---------- Exercise inputs
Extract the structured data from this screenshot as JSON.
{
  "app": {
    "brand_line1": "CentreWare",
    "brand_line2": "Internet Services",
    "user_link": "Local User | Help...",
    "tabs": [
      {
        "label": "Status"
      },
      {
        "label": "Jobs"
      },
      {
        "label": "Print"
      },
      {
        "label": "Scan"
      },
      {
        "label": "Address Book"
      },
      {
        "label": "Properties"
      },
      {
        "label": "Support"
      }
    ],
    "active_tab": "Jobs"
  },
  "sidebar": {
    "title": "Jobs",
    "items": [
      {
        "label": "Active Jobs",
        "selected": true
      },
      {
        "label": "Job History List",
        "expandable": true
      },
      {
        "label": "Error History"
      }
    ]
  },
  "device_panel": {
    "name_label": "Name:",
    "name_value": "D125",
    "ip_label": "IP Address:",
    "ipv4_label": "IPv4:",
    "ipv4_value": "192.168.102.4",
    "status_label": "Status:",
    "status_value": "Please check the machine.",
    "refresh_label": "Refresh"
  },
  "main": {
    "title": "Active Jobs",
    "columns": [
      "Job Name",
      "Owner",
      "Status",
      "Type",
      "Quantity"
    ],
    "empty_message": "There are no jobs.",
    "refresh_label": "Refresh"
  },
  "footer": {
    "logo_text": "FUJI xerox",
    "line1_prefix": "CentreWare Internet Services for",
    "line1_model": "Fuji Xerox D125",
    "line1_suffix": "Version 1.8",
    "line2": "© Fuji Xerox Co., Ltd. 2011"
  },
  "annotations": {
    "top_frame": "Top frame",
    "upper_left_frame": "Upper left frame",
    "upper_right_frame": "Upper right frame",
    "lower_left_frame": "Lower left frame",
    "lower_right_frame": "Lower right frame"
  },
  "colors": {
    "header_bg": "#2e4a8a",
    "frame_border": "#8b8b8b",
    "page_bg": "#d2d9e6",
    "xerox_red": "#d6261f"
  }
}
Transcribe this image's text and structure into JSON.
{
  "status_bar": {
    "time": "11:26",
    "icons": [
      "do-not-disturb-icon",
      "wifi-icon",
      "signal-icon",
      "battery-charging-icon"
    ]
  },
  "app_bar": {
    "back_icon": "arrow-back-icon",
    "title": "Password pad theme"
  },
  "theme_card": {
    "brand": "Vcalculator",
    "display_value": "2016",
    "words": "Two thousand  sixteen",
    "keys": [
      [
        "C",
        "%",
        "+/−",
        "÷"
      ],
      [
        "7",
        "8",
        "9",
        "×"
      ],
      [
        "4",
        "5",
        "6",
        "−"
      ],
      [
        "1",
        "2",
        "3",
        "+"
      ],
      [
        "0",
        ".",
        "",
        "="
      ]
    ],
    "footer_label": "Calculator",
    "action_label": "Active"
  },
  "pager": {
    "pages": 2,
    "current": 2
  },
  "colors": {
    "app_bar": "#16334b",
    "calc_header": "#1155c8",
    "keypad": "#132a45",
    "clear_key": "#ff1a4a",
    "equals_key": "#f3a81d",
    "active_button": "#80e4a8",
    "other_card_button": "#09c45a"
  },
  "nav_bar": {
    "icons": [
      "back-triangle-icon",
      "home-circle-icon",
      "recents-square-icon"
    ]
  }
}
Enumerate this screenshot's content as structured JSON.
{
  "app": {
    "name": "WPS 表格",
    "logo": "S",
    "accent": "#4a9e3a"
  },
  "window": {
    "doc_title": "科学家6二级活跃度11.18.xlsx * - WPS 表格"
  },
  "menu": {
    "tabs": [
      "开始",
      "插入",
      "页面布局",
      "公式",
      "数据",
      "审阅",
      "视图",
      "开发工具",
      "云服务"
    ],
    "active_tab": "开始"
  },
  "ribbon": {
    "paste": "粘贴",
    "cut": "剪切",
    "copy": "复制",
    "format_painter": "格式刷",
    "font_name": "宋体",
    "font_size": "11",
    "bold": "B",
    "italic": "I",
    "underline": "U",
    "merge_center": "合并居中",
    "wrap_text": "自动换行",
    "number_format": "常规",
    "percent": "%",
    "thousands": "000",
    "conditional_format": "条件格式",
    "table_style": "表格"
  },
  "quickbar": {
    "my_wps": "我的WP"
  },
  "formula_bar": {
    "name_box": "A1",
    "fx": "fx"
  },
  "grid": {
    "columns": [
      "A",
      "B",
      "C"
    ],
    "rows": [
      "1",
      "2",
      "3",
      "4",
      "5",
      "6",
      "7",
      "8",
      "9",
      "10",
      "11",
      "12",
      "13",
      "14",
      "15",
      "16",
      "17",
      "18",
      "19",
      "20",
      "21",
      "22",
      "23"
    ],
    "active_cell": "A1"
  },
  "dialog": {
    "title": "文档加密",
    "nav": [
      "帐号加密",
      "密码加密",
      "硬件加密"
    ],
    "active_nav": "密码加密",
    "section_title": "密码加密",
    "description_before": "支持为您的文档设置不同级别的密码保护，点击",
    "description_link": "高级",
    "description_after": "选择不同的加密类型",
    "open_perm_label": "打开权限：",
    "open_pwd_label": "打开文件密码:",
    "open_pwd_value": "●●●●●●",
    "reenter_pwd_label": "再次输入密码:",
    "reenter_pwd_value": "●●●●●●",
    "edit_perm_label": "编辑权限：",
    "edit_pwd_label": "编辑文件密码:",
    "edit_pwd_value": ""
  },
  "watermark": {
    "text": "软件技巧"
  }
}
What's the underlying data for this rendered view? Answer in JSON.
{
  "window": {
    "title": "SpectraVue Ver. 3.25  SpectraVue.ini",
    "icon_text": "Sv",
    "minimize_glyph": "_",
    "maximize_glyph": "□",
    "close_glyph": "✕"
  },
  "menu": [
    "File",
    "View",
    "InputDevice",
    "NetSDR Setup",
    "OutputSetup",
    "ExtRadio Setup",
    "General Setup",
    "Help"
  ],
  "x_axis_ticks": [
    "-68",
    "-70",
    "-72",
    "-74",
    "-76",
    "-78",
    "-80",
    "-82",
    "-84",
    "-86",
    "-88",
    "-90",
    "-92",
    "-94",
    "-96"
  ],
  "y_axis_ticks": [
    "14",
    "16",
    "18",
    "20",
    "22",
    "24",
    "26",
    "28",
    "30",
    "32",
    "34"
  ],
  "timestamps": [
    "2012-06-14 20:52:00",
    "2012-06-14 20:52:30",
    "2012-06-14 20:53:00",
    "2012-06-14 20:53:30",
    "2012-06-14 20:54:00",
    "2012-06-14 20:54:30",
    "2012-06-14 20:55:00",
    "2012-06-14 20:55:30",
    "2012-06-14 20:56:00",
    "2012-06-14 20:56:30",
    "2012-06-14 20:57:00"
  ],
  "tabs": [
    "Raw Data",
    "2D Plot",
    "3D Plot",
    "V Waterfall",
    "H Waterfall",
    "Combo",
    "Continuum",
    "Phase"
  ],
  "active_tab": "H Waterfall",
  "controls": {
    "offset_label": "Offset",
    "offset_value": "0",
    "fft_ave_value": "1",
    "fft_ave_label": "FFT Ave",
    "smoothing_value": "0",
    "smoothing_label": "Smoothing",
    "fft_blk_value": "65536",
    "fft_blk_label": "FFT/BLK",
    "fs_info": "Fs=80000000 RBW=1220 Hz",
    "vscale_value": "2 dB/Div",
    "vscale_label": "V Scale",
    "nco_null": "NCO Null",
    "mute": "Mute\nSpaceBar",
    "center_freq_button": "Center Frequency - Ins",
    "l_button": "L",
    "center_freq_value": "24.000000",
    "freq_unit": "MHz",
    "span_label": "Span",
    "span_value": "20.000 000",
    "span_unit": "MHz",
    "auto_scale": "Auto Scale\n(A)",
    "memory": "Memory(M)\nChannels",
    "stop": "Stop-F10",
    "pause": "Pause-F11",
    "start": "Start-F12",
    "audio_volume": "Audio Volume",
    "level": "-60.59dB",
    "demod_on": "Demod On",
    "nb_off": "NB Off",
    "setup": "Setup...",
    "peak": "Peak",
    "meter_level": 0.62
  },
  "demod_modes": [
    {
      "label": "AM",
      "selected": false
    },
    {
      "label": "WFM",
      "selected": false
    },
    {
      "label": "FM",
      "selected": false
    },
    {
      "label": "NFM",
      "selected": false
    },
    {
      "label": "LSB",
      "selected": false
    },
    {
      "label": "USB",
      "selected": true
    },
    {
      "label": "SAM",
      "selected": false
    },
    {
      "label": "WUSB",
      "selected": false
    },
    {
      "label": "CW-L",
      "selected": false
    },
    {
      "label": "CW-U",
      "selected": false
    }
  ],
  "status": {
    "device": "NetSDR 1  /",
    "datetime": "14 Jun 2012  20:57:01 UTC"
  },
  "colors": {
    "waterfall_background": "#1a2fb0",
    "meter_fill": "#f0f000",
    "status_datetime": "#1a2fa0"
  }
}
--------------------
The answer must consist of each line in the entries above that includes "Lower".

Reply to the exercise:
    "lower_left_frame": "Lower left frame",
    "lower_right_frame": "Lower right frame"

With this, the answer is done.